Envis Centre, Ministry of Environment & Forest, Govt. of India

Printed Date: Saturday, August 8, 2020

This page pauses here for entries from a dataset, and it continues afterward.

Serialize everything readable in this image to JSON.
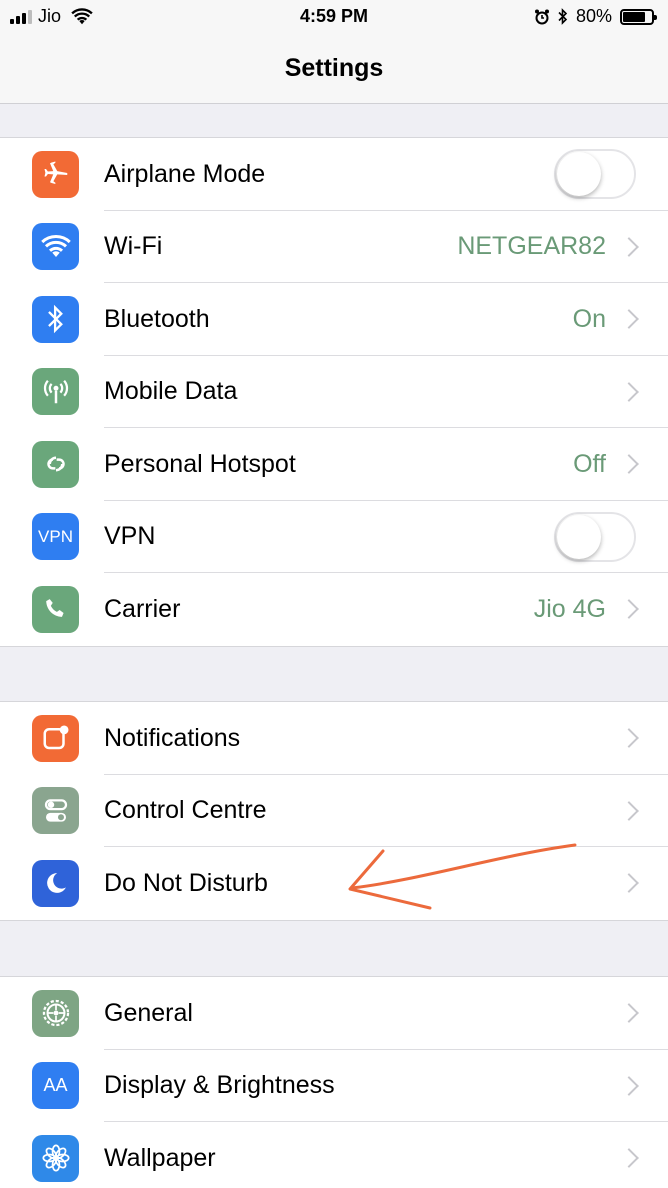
{
  "status": {
    "carrier": "Jio",
    "time": "4:59 PM",
    "battery": "80%",
    "battery_level": 0.8
  },
  "nav": {
    "title": "Settings"
  },
  "groups": [
    {
      "rows": [
        {
          "label": "Airplane Mode",
          "icon": "airplane-icon",
          "color": "#f26a35",
          "control": "toggle",
          "on": false
        },
        {
          "label": "Wi-Fi",
          "icon": "wifi-icon",
          "color": "#2f7ef1",
          "value": "NETGEAR82"
        },
        {
          "label": "Bluetooth",
          "icon": "bluetooth-icon",
          "color": "#2f7ef1",
          "value": "On"
        },
        {
          "label": "Mobile Data",
          "icon": "antenna-icon",
          "color": "#6aa77b"
        },
        {
          "label": "Personal Hotspot",
          "icon": "hotspot-icon",
          "color": "#6aa77b",
          "value": "Off"
        },
        {
          "label": "VPN",
          "icon": "vpn-icon",
          "icon_text": "VPN",
          "color": "#2f7ef1",
          "control": "toggle",
          "on": false
        },
        {
          "label": "Carrier",
          "icon": "phone-icon",
          "color": "#6aa77b",
          "value": "Jio 4G"
        }
      ]
    },
    {
      "rows": [
        {
          "label": "Notifications",
          "icon": "notifications-icon",
          "color": "#f26a35"
        },
        {
          "label": "Control Centre",
          "icon": "control-centre-icon",
          "color": "#8aa58f"
        },
        {
          "label": "Do Not Disturb",
          "icon": "moon-icon",
          "color": "#2f63d9"
        }
      ]
    },
    {
      "rows": [
        {
          "label": "General",
          "icon": "gear-icon",
          "color": "#7ea584"
        },
        {
          "label": "Display & Brightness",
          "icon": "text-size-icon",
          "icon_text": "AA",
          "color": "#2f7ef1"
        },
        {
          "label": "Wallpaper",
          "icon": "flower-icon",
          "color": "#2f89e8"
        }
      ]
    }
  ],
  "annotation": {
    "type": "hand-drawn-arrow",
    "color": "#ec6a3c",
    "points_to": "Do Not Disturb"
  }
}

Mangroves to help combat climate change

 

 

 

 

 

 

 

 

 

Scientists from 13 research institutions across the country are studying the carbon sequestration potential of mangroves, under plans to use the species to build resilience to climate change in the coastal regions and islands in India.

 

 

The scientists drawn from nine CSIR institutes, IIT, Kharagpur, University of Calcutta, Fishery Survey of India and Space Applications Centre are part of a multidisciplinary project named Vulnerability Assessment and Development of Adaptation Strategies for Climate Change Impact with special reference to the coastal and island ecosystem of India (VACCIN). One of the objectives of the project is to create a databank on carbon sequestration by 21 dominant mangrove species in India. Mangroves have proved to be nature’s defence against the tsunami that struck South India in 2004, says J. Sundaresan, nodal officer, VACCIN. “By sequestering atmospheric carbon, they have the potential to act as carbon sinks. Evaluating this ecosystem service will help to prevent mangrove deforestation and reduce the effects of climate change,” he says.

 

 

The project is expected to help the country meet its climate change commitments by including the carbon sequestered by mangroves in the national inventory of greenhouse gases. It would also help the implement carbon credit programmes and provide an incentive for protection and sustainable use of mangrove forests.

 

 

VACCIN involves a pioneering attempt to study the carbon sequestration of the coastal environment. It will provide an advantageous position to the carbon trading and carbon management strategy of Indian industry, says the project review document.

 

 

According to a manual published as part of the project, mangrove destruction can release large quantities of stored carbon and exacerbate global warming trends, while mangrove rehabilitation will increase sequestering of carbon.

 

 

The unique mangrove ecosystem protects the coastal landmass from storm surges, tropical cyclone, high winds, tidal bores, seawater seepage and intrusion. It also acts as a flood control barrier and binder of sediments, helping to combat climate change- induced sea level rise that poses a threat to islands and coastal regions.

 

 

Of the 4,445 sq km of mangrove forests in India, West Bengal has the largest area of 2,118 sq km, followed by Gujarat 936 sq km and Andaman and Nicobar with 637 sq km. Kerala has just eight sq km of mangroves.

 

 

 

 

 

 

Source: The Hindu